WORK INSTRUCTIONS
Pictures are to be left out, and the rest of the records reproduced exactly.

[DATA EXTRACT — start]

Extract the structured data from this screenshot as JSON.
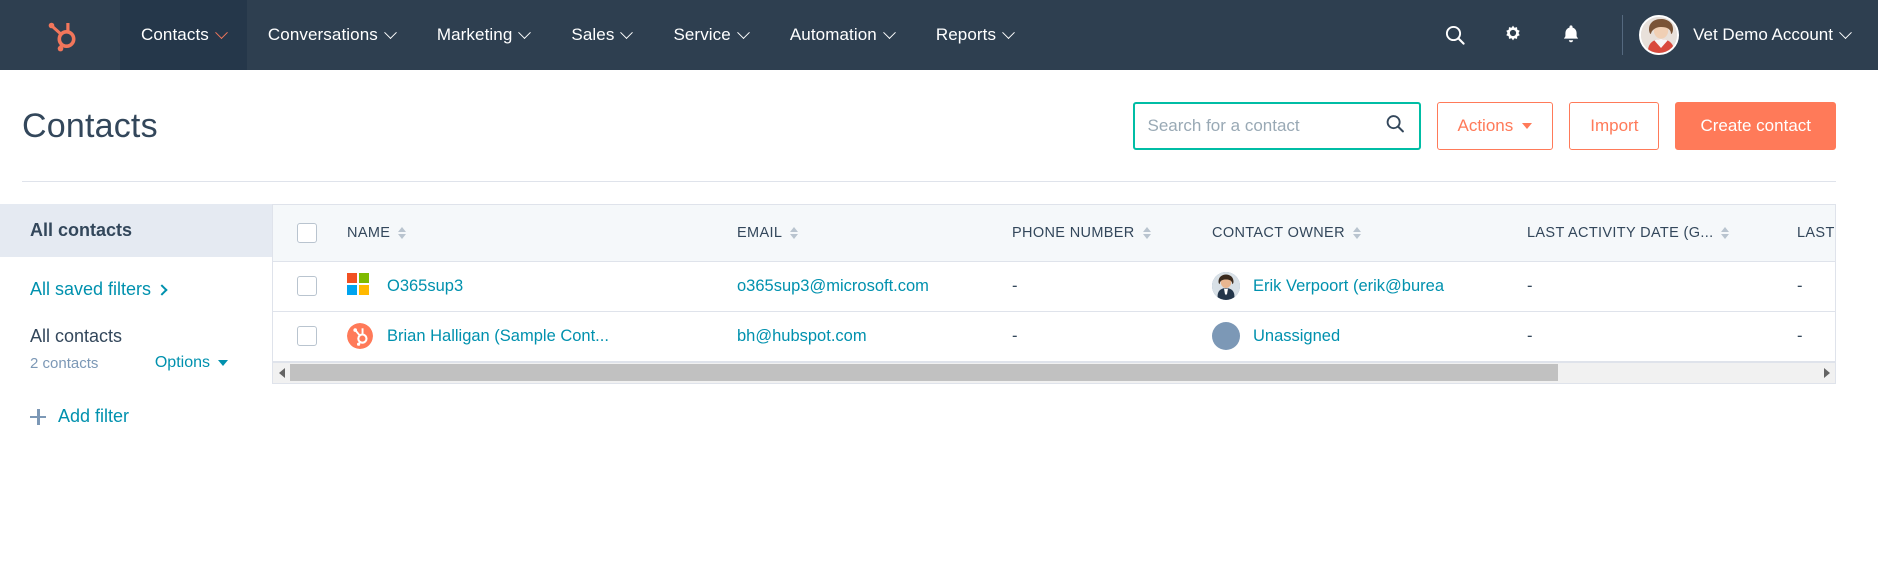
{
  "nav": {
    "logo_icon": "hubspot-sprocket-logo",
    "items": [
      {
        "label": "Contacts",
        "active": true
      },
      {
        "label": "Conversations",
        "active": false
      },
      {
        "label": "Marketing",
        "active": false
      },
      {
        "label": "Sales",
        "active": false
      },
      {
        "label": "Service",
        "active": false
      },
      {
        "label": "Automation",
        "active": false
      },
      {
        "label": "Reports",
        "active": false
      }
    ],
    "icons": [
      "search-icon",
      "gear-icon",
      "bell-icon"
    ],
    "account_name": "Vet Demo Account",
    "avatar_icon": "user-avatar-photo"
  },
  "header": {
    "title": "Contacts",
    "search": {
      "placeholder": "Search for a contact",
      "value": "",
      "icon": "search-icon"
    },
    "actions_label": "Actions",
    "import_label": "Import",
    "create_label": "Create contact"
  },
  "sidebar": {
    "all_contacts_label": "All contacts",
    "saved_filters_label": "All saved filters",
    "filter_title": "All contacts",
    "contact_count": "2 contacts",
    "options_label": "Options",
    "add_filter_label": "Add filter"
  },
  "table": {
    "columns": [
      {
        "key": "check",
        "label": ""
      },
      {
        "key": "name",
        "label": "NAME",
        "sortable": true
      },
      {
        "key": "email",
        "label": "EMAIL",
        "sortable": true
      },
      {
        "key": "phone",
        "label": "PHONE NUMBER",
        "sortable": true
      },
      {
        "key": "owner",
        "label": "CONTACT OWNER",
        "sortable": true
      },
      {
        "key": "last_activity",
        "label": "LAST ACTIVITY DATE (G...",
        "sortable": true
      },
      {
        "key": "last_contacted",
        "label": "LAST CONT",
        "sortable": true
      }
    ],
    "rows": [
      {
        "selected": false,
        "avatar_icon": "microsoft-logo",
        "name": "O365sup3",
        "email": "o365sup3@microsoft.com",
        "phone": "-",
        "owner": "Erik Verpoort (erik@burea",
        "owner_avatar_icon": "user-avatar-photo",
        "last_activity": "-",
        "last_contacted": "-"
      },
      {
        "selected": false,
        "avatar_icon": "hubspot-sprocket-logo",
        "name": "Brian Halligan (Sample Cont...",
        "email": "bh@hubspot.com",
        "phone": "-",
        "owner": "Unassigned",
        "owner_avatar_icon": "default-avatar-placeholder",
        "last_activity": "-",
        "last_contacted": "-"
      }
    ],
    "scrollbar": {
      "left_arrow_icon": "scroll-left-arrow-icon",
      "right_arrow_icon": "scroll-right-arrow-icon",
      "thumb_percent": 83
    }
  },
  "colors": {
    "nav_bg": "#2e3f50",
    "nav_active_bg": "#25374a",
    "brand_orange": "#ff7a59",
    "link_blue": "#0091ae",
    "text_dark": "#33475b",
    "focus_teal": "#00bda5",
    "header_bg": "#f5f8fa",
    "border": "#dfe3eb"
  }
}
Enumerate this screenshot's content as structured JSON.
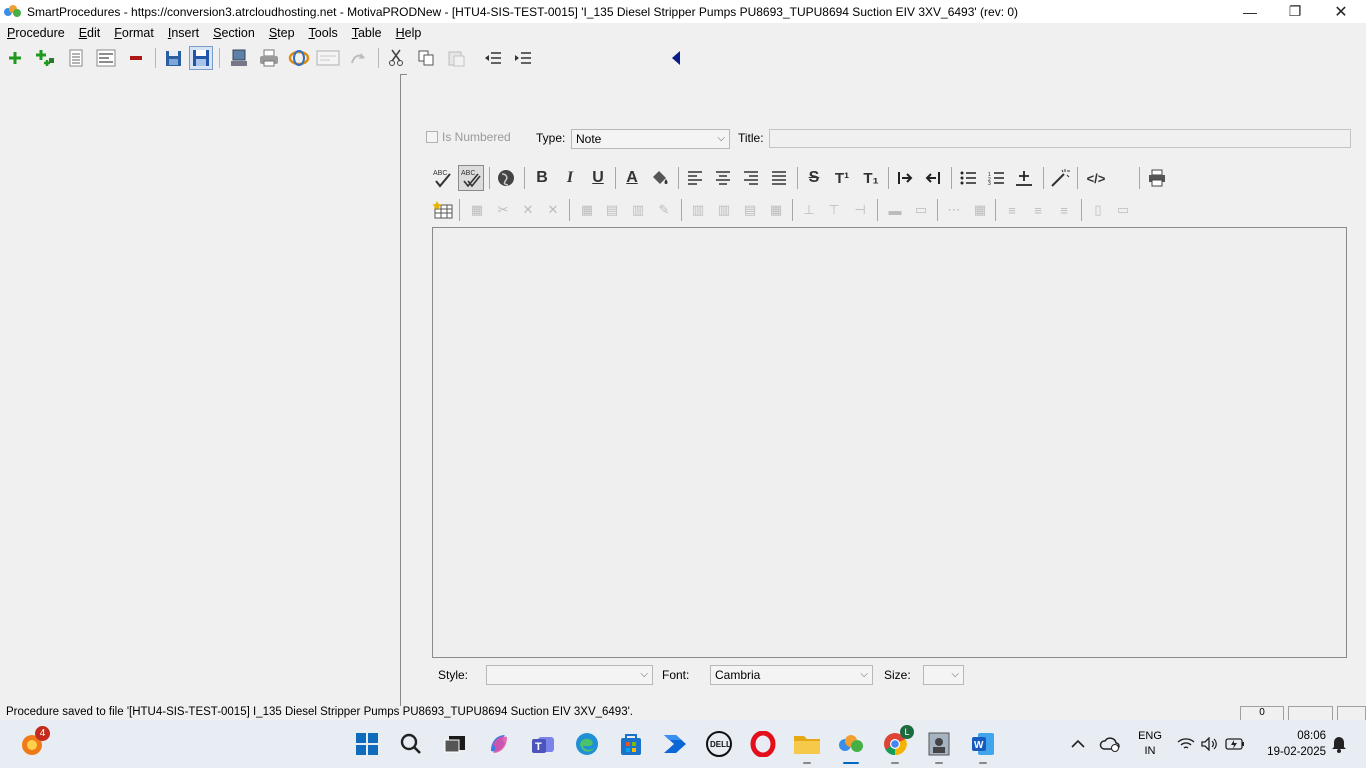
{
  "window": {
    "title": "SmartProcedures - https://conversion3.atrcloudhosting.net - MotivaPRODNew - [HTU4-SIS-TEST-0015] 'I_135 Diesel Stripper Pumps PU8693_TUPU8694 Suction EIV 3XV_6493' (rev: 0)",
    "minimize": "—",
    "maximize": "❐",
    "close": "✕"
  },
  "menu": [
    "Procedure",
    "Edit",
    "Format",
    "Insert",
    "Section",
    "Step",
    "Tools",
    "Table",
    "Help"
  ],
  "properties": {
    "is_numbered_label": "Is Numbered",
    "type_label": "Type:",
    "type_value": "Note",
    "title_label": "Title:",
    "title_value": ""
  },
  "format_toolbar": {
    "bold": "B",
    "italic": "I",
    "underline": "U",
    "font_color": "A",
    "strike": "S",
    "superscript": "T¹",
    "subscript": "T₁",
    "html": "</>",
    "spell_check": "ABC",
    "spell_auto": "ABC"
  },
  "bottom": {
    "style_label": "Style:",
    "style_value": "",
    "font_label": "Font:",
    "font_value": "Cambria",
    "size_label": "Size:",
    "size_value": ""
  },
  "status": {
    "message": "Procedure saved to file '[HTU4-SIS-TEST-0015] I_135 Diesel Stripper Pumps PU8693_TUPU8694 Suction EIV 3XV_6493'.",
    "cell1": "0"
  },
  "taskbar": {
    "notification_badge": "4",
    "chrome_badge": "L",
    "lang_line1": "ENG",
    "lang_line2": "IN",
    "time": "08:06",
    "date": "19-02-2025"
  }
}
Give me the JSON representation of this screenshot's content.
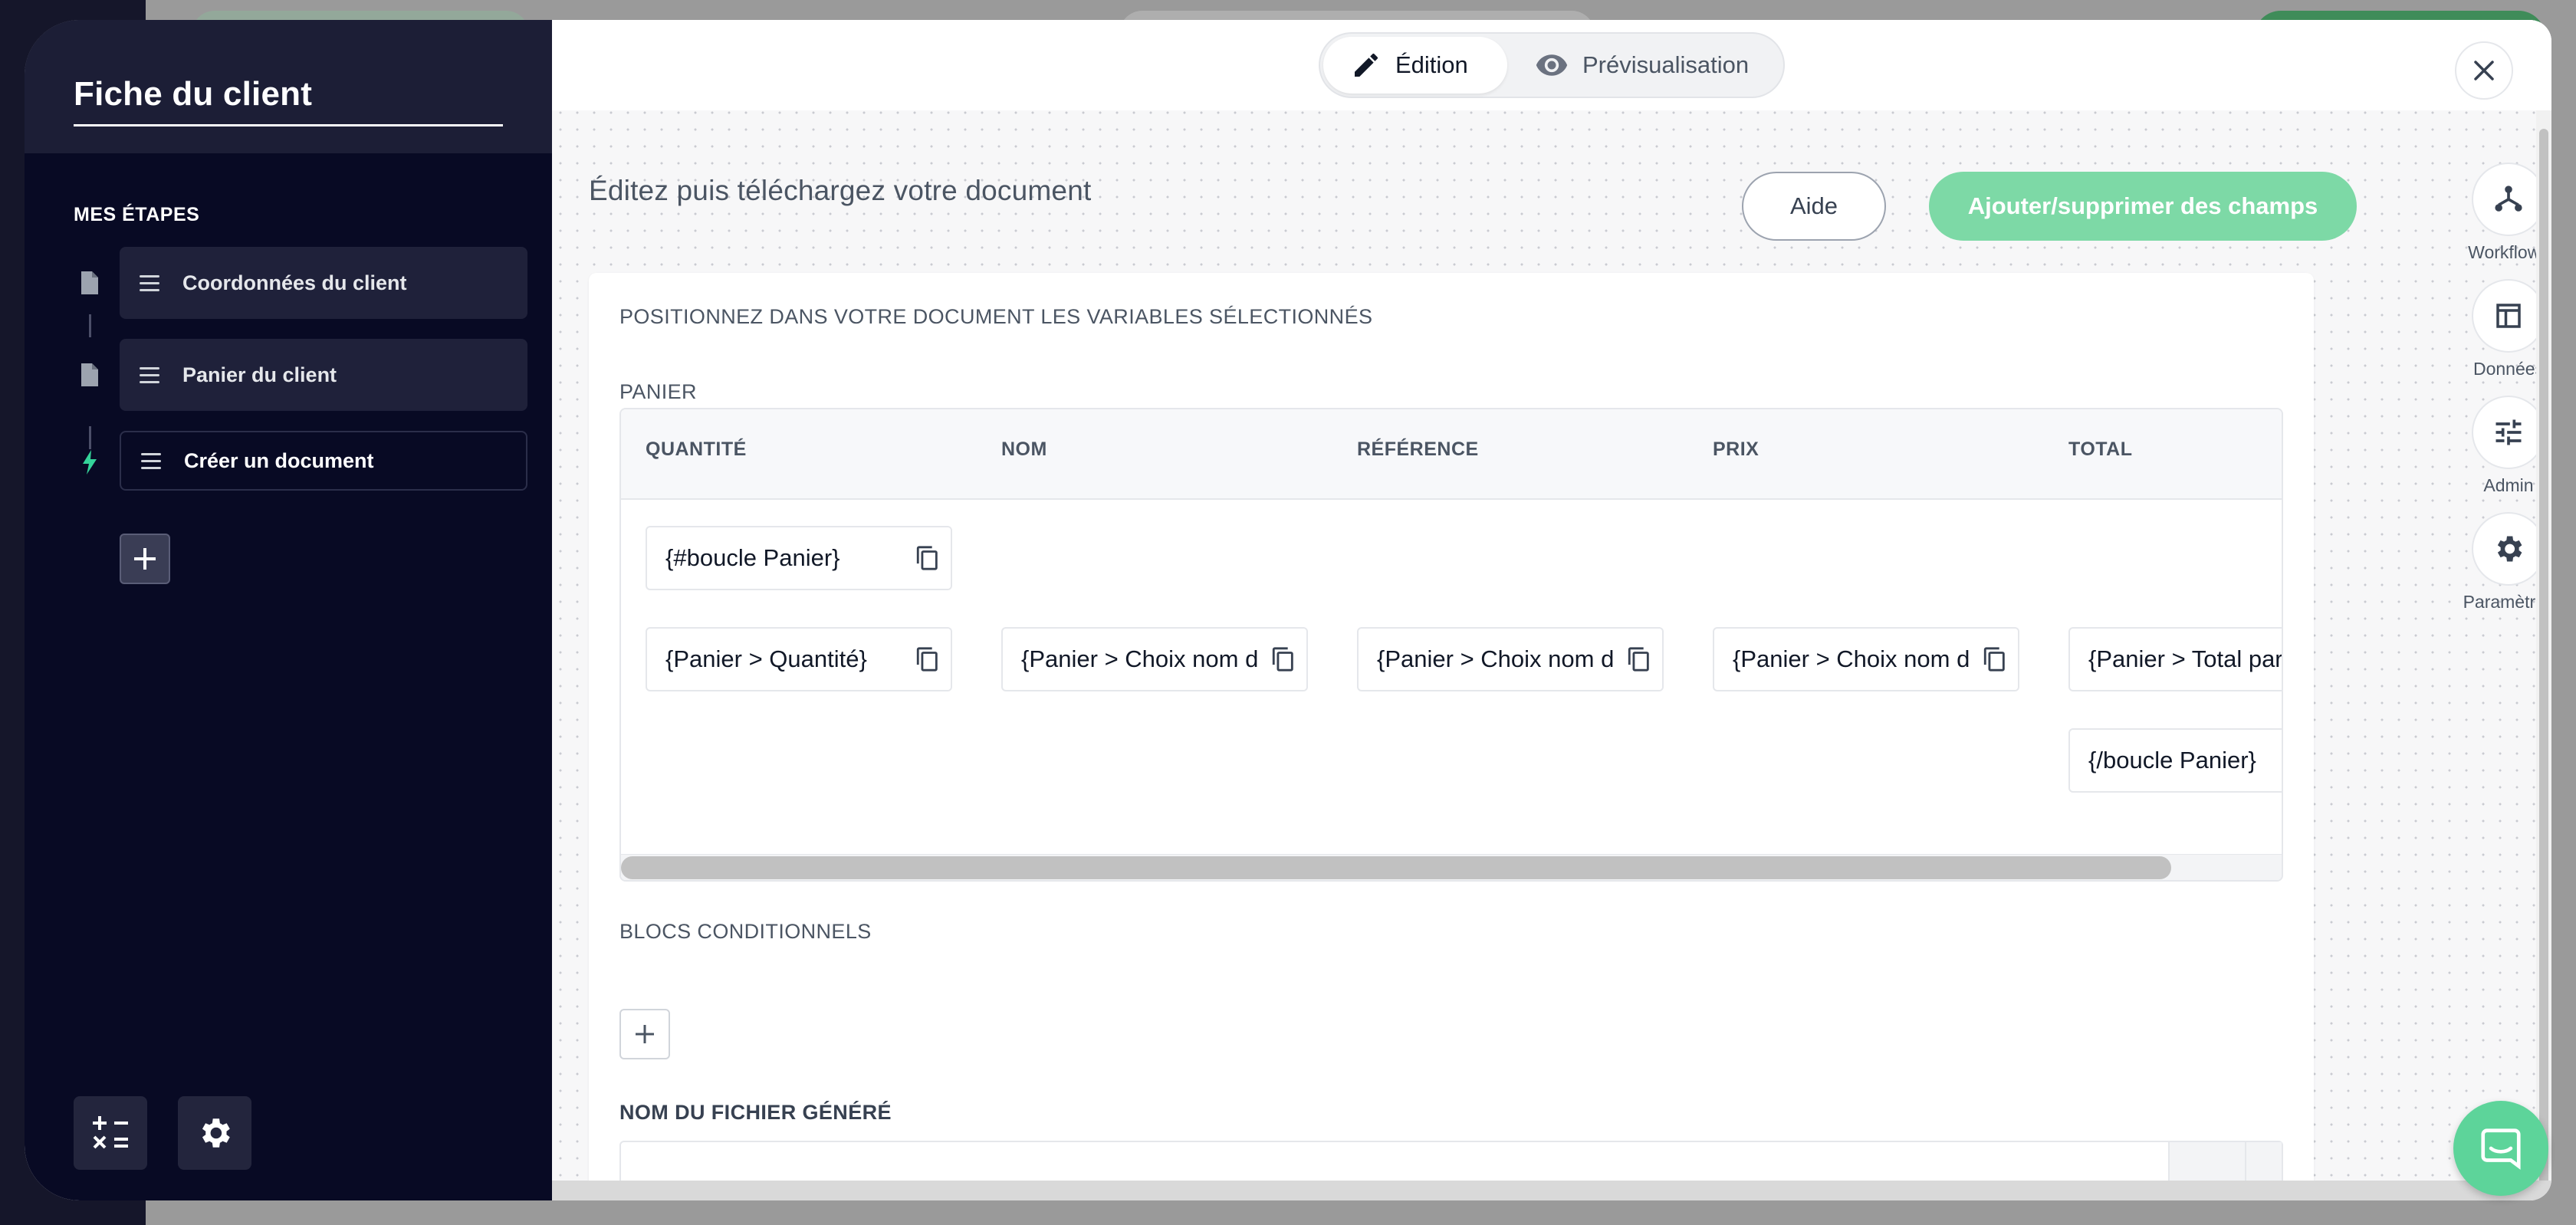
{
  "sidebar": {
    "title": "Fiche du client",
    "steps_label": "MES ÉTAPES",
    "steps": [
      {
        "label": "Coordonnées du client",
        "icon": "document-icon"
      },
      {
        "label": "Panier du client",
        "icon": "document-icon"
      },
      {
        "label": "Créer un document",
        "icon": "lightning-icon"
      }
    ]
  },
  "topbar": {
    "edit_label": "Édition",
    "preview_label": "Prévisualisation"
  },
  "main": {
    "headline": "Éditez puis téléchargez votre document",
    "help_label": "Aide",
    "add_fields_label": "Ajouter/supprimer des champs",
    "section_variables": "POSITIONNEZ DANS VOTRE DOCUMENT LES VARIABLES SÉLECTIONNÉS",
    "section_panier": "PANIER",
    "table": {
      "headers": [
        "QUANTITÉ",
        "NOM",
        "RÉFÉRENCE",
        "PRIX",
        "TOTAL"
      ],
      "loop_start": "{#boucle Panier}",
      "cells": [
        "{Panier > Quantité}",
        "{Panier > Choix nom d",
        "{Panier > Choix nom d",
        "{Panier > Choix nom d",
        "{Panier > Total par"
      ],
      "loop_end": "{/boucle Panier}"
    },
    "section_conditional": "BLOCS CONDITIONNELS",
    "section_filename": "NOM DU FICHIER GÉNÉRÉ"
  },
  "rail": [
    {
      "label": "Workflows",
      "icon": "workflow-icon"
    },
    {
      "label": "Données",
      "icon": "table-icon"
    },
    {
      "label": "Admin",
      "icon": "sliders-icon"
    },
    {
      "label": "Paramètres",
      "icon": "gear-icon"
    }
  ],
  "colors": {
    "accent_green": "#7dd9a6",
    "sidebar_bg": "#080a24",
    "chat_green": "#5dd49a"
  }
}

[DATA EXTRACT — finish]

EXERCISE ANSWER
Extract the structured data from this screenshot as JSON.
{
  "nav": {
    "logo_icon": "hubspot-sprocket-logo",
    "items": [
      {
        "label": "Contacts",
        "active": true
      },
      {
        "label": "Conversations",
        "active": false
      },
      {
        "label": "Marketing",
        "active": false
      },
      {
        "label": "Sales",
        "active": false
      },
      {
        "label": "Service",
        "active": false
      },
      {
        "label": "Automation",
        "active": false
      },
      {
        "label": "Reports",
        "active": false
      }
    ],
    "icons": [
      "search-icon",
      "gear-icon",
      "bell-icon"
    ],
    "account_name": "Vet Demo Account",
    "avatar_icon": "user-avatar-photo"
  },
  "header": {
    "title": "Contacts",
    "search": {
      "placeholder": "Search for a contact",
      "value": "",
      "icon": "search-icon"
    },
    "actions_label": "Actions",
    "import_label": "Import",
    "create_label": "Create contact"
  },
  "sidebar": {
    "all_contacts_label": "All contacts",
    "saved_filters_label": "All saved filters",
    "filter_title": "All contacts",
    "contact_count": "2 contacts",
    "options_label": "Options",
    "add_filter_label": "Add filter"
  },
  "table": {
    "columns": [
      {
        "key": "check",
        "label": ""
      },
      {
        "key": "name",
        "label": "NAME",
        "sortable": true
      },
      {
        "key": "email",
        "label": "EMAIL",
        "sortable": true
      },
      {
        "key": "phone",
        "label": "PHONE NUMBER",
        "sortable": true
      },
      {
        "key": "owner",
        "label": "CONTACT OWNER",
        "sortable": true
      },
      {
        "key": "last_activity",
        "label": "LAST ACTIVITY DATE (G...",
        "sortable": true
      },
      {
        "key": "last_contacted",
        "label": "LAST CONT",
        "sortable": true
      }
    ],
    "rows": [
      {
        "selected": false,
        "avatar_icon": "microsoft-logo",
        "name": "O365sup3",
        "email": "o365sup3@microsoft.com",
        "phone": "-",
        "owner": "Erik Verpoort (erik@burea",
        "owner_avatar_icon": "user-avatar-photo",
        "last_activity": "-",
        "last_contacted": "-"
      },
      {
        "selected": false,
        "avatar_icon": "hubspot-sprocket-logo",
        "name": "Brian Halligan (Sample Cont...",
        "email": "bh@hubspot.com",
        "phone": "-",
        "owner": "Unassigned",
        "owner_avatar_icon": "default-avatar-placeholder",
        "last_activity": "-",
        "last_contacted": "-"
      }
    ],
    "scrollbar": {
      "left_arrow_icon": "scroll-left-arrow-icon",
      "right_arrow_icon": "scroll-right-arrow-icon",
      "thumb_percent": 83
    }
  },
  "colors": {
    "nav_bg": "#2e3f50",
    "nav_active_bg": "#25374a",
    "brand_orange": "#ff7a59",
    "link_blue": "#0091ae",
    "text_dark": "#33475b",
    "focus_teal": "#00bda5",
    "header_bg": "#f5f8fa",
    "border": "#dfe3eb"
  }
}
Enumerate this screenshot's content as structured JSON.
{
  "window": {
    "title": "SmartProcedures - https://conversion3.atrcloudhosting.net - MotivaPRODNew - [HTU4-SIS-TEST-0015] 'I_135 Diesel Stripper Pumps PU8693_TUPU8694 Suction EIV 3XV_6493' (rev: 0)",
    "minimize": "—",
    "maximize": "❐",
    "close": "✕"
  },
  "menu": [
    "Procedure",
    "Edit",
    "Format",
    "Insert",
    "Section",
    "Step",
    "Tools",
    "Table",
    "Help"
  ],
  "properties": {
    "is_numbered_label": "Is Numbered",
    "type_label": "Type:",
    "type_value": "Note",
    "title_label": "Title:",
    "title_value": ""
  },
  "format_toolbar": {
    "bold": "B",
    "italic": "I",
    "underline": "U",
    "font_color": "A",
    "strike": "S",
    "superscript": "T¹",
    "subscript": "T₁",
    "html": "</>",
    "spell_check": "ABC",
    "spell_auto": "ABC"
  },
  "bottom": {
    "style_label": "Style:",
    "style_value": "",
    "font_label": "Font:",
    "font_value": "Cambria",
    "size_label": "Size:",
    "size_value": ""
  },
  "status": {
    "message": "Procedure saved to file '[HTU4-SIS-TEST-0015] I_135 Diesel Stripper Pumps PU8693_TUPU8694 Suction EIV 3XV_6493'.",
    "cell1": "0"
  },
  "taskbar": {
    "notification_badge": "4",
    "chrome_badge": "L",
    "lang_line1": "ENG",
    "lang_line2": "IN",
    "time": "08:06",
    "date": "19-02-2025"
  }
}
Give me the JSON representation of this screenshot's content.
{
  "sidebar": {
    "title": "Fiche du client",
    "steps_label": "MES ÉTAPES",
    "steps": [
      {
        "label": "Coordonnées du client",
        "icon": "document-icon"
      },
      {
        "label": "Panier du client",
        "icon": "document-icon"
      },
      {
        "label": "Créer un document",
        "icon": "lightning-icon"
      }
    ]
  },
  "topbar": {
    "edit_label": "Édition",
    "preview_label": "Prévisualisation"
  },
  "main": {
    "headline": "Éditez puis téléchargez votre document",
    "help_label": "Aide",
    "add_fields_label": "Ajouter/supprimer des champs",
    "section_variables": "POSITIONNEZ DANS VOTRE DOCUMENT LES VARIABLES SÉLECTIONNÉS",
    "section_panier": "PANIER",
    "table": {
      "headers": [
        "QUANTITÉ",
        "NOM",
        "RÉFÉRENCE",
        "PRIX",
        "TOTAL"
      ],
      "loop_start": "{#boucle Panier}",
      "cells": [
        "{Panier > Quantité}",
        "{Panier > Choix nom d",
        "{Panier > Choix nom d",
        "{Panier > Choix nom d",
        "{Panier > Total par"
      ],
      "loop_end": "{/boucle Panier}"
    },
    "section_conditional": "BLOCS CONDITIONNELS",
    "section_filename": "NOM DU FICHIER GÉNÉRÉ"
  },
  "rail": [
    {
      "label": "Workflows",
      "icon": "workflow-icon"
    },
    {
      "label": "Données",
      "icon": "table-icon"
    },
    {
      "label": "Admin",
      "icon": "sliders-icon"
    },
    {
      "label": "Paramètres",
      "icon": "gear-icon"
    }
  ],
  "colors": {
    "accent_green": "#7dd9a6",
    "sidebar_bg": "#080a24",
    "chat_green": "#5dd49a"
  }
}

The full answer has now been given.